Outsourcing Games to China

Outsourcing various tech industry jobs has been a topic of hot debate for a few years now, but it is becoming more and more common in game development as well. Gamasutra takes a look at the practice of outsourcing games to China, a trend which has sprung up following the formation of various independent game studios in the country. Ubisoft Shanghai, which develops various entries in major Ubisoft franchises such as Ghost Recon, Splinter Cell, and Rainbow Six, has spurred development growth in the region and now other major publishers such as Electronic Arts have set up shop there as well.

With this, of course, comes the standard industry procedure of developers leaving established studios to found their own, and China is now home to a growing number of companies whose bread and butter is working on titles for external publishers.

To better understand the business, we visited the offices of Virtuos CEO Gilles Langourieux, who's been operating his firm in Shanghai since the end of 2004. He has a team of around 110 people, working on both art outsourcing and game porting for major publishers including EA, Microsoft, Vivendi, THQ, Atari, and Ubisoft.

Virtuos is at the high end of the Chinese outsourcing boom right now in terms of quality and pricing.

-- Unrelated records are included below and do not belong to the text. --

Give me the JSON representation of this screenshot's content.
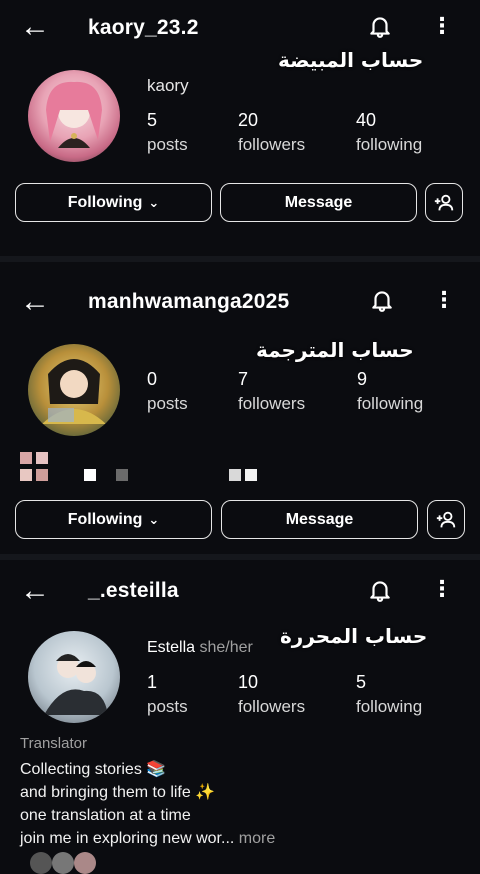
{
  "profiles": [
    {
      "username": "kaory_23.2",
      "caption_ar": "حساب المبيضة",
      "display_name": "kaory",
      "stats": [
        {
          "value": "5",
          "label": "posts"
        },
        {
          "value": "20",
          "label": "followers"
        },
        {
          "value": "40",
          "label": "following"
        }
      ],
      "following_label": "Following",
      "message_label": "Message"
    },
    {
      "username": "manhwamanga2025",
      "caption_ar": "حساب المترجمة",
      "stats": [
        {
          "value": "0",
          "label": "posts"
        },
        {
          "value": "7",
          "label": "followers"
        },
        {
          "value": "9",
          "label": "following"
        }
      ],
      "following_label": "Following",
      "message_label": "Message"
    },
    {
      "username": "_.esteilla",
      "caption_ar": "حساب المحررة",
      "display_name": "Estella",
      "pronouns": "she/her",
      "stats": [
        {
          "value": "1",
          "label": "posts"
        },
        {
          "value": "10",
          "label": "followers"
        },
        {
          "value": "5",
          "label": "following"
        }
      ],
      "category": "Translator",
      "bio": [
        "Collecting stories 📚",
        "and bringing them to life ✨",
        "one translation at a time",
        "join me in exploring new wor..."
      ],
      "more_label": "more"
    }
  ],
  "icons": {
    "back": "←",
    "menu": "⋮",
    "chevron": "⌄"
  },
  "colors": {
    "background": "#0b0c10",
    "text": "#f2f2f2",
    "border": "#e6e6e6"
  }
}
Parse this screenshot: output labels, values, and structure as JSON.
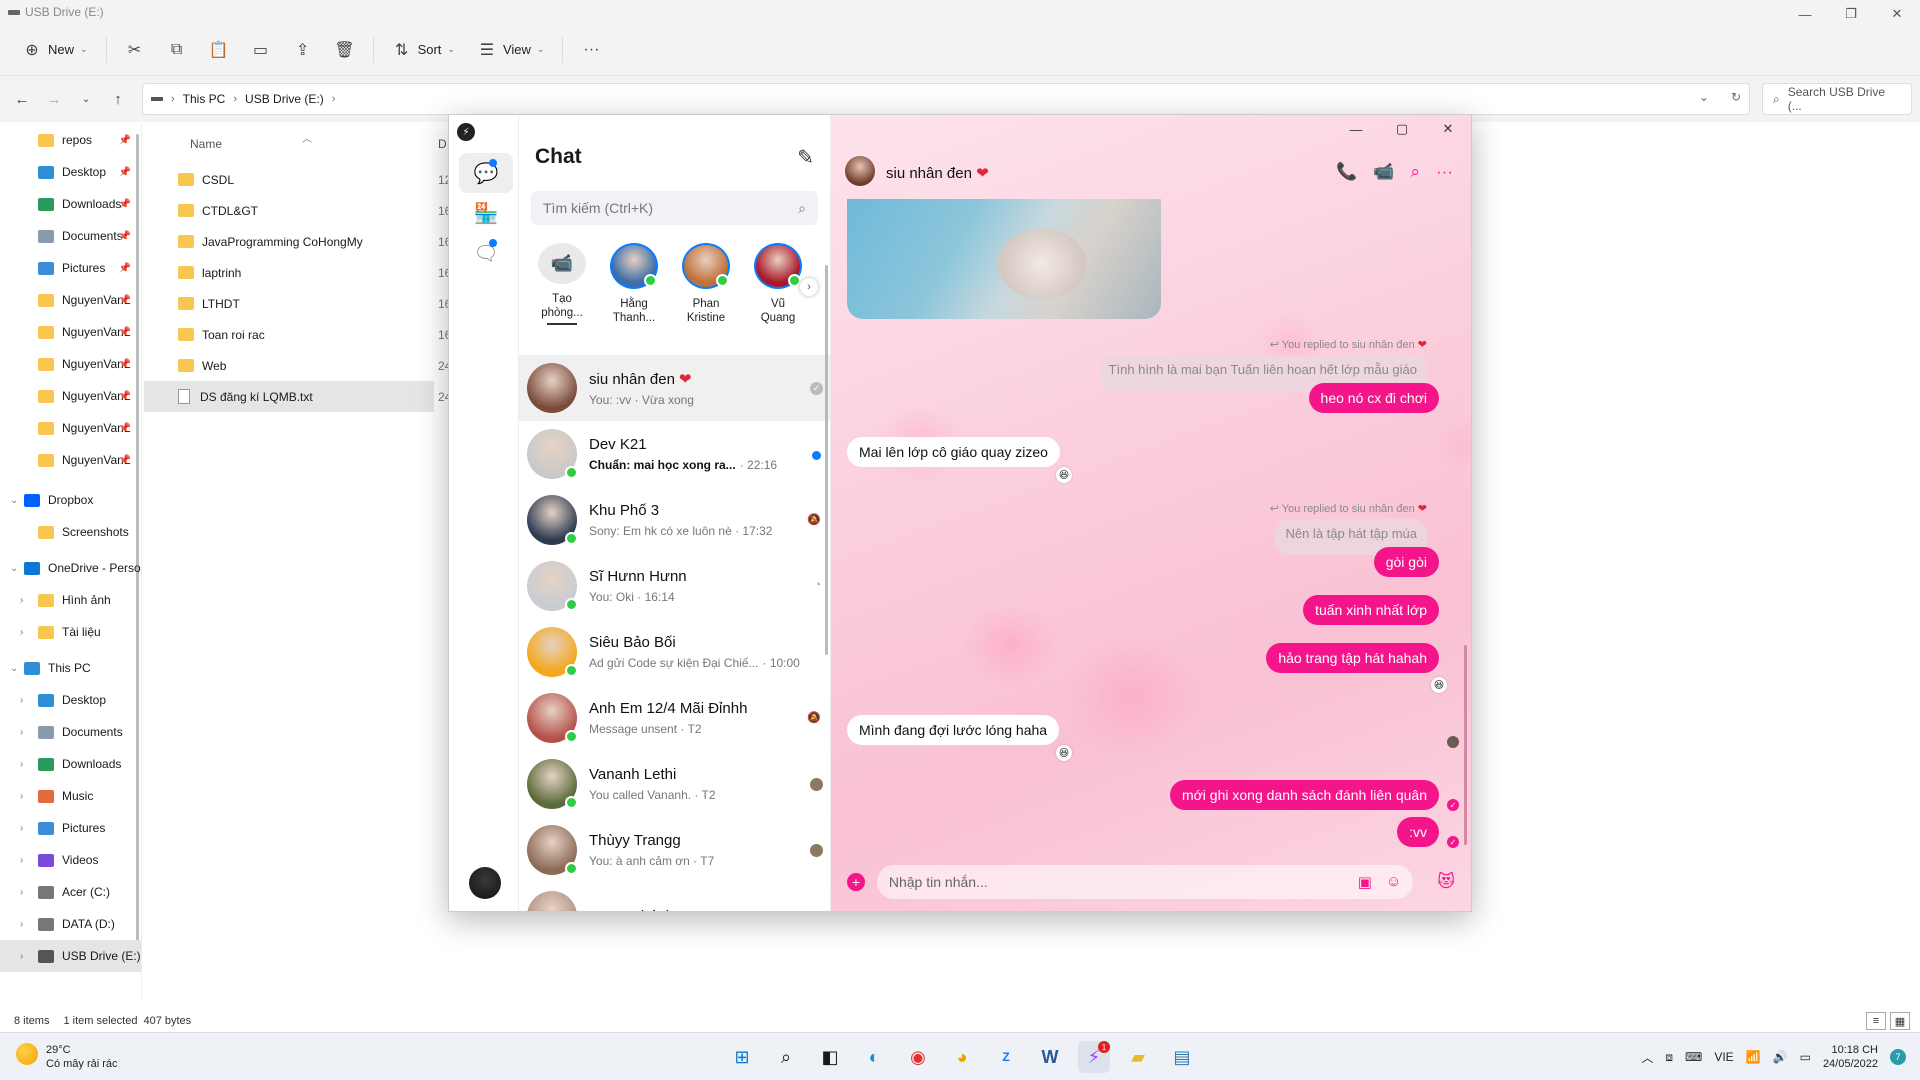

But its CEO suggests that even his top-end service provides a 50% saving over most Western development costs for any of its services, whether it be a full PSP game port or next-gen art production. In other words, it appears that this is a significant market waiting to be unlocked.

The article also touches on Gamestar, opened by founder David Zhu as the first independent game outsourcing company in China, as well as concerns that an "outsourcing bubble" may be forming in China, certain difficulties associated with outsourcing games, and whether outsourcing affects game jobs in the West.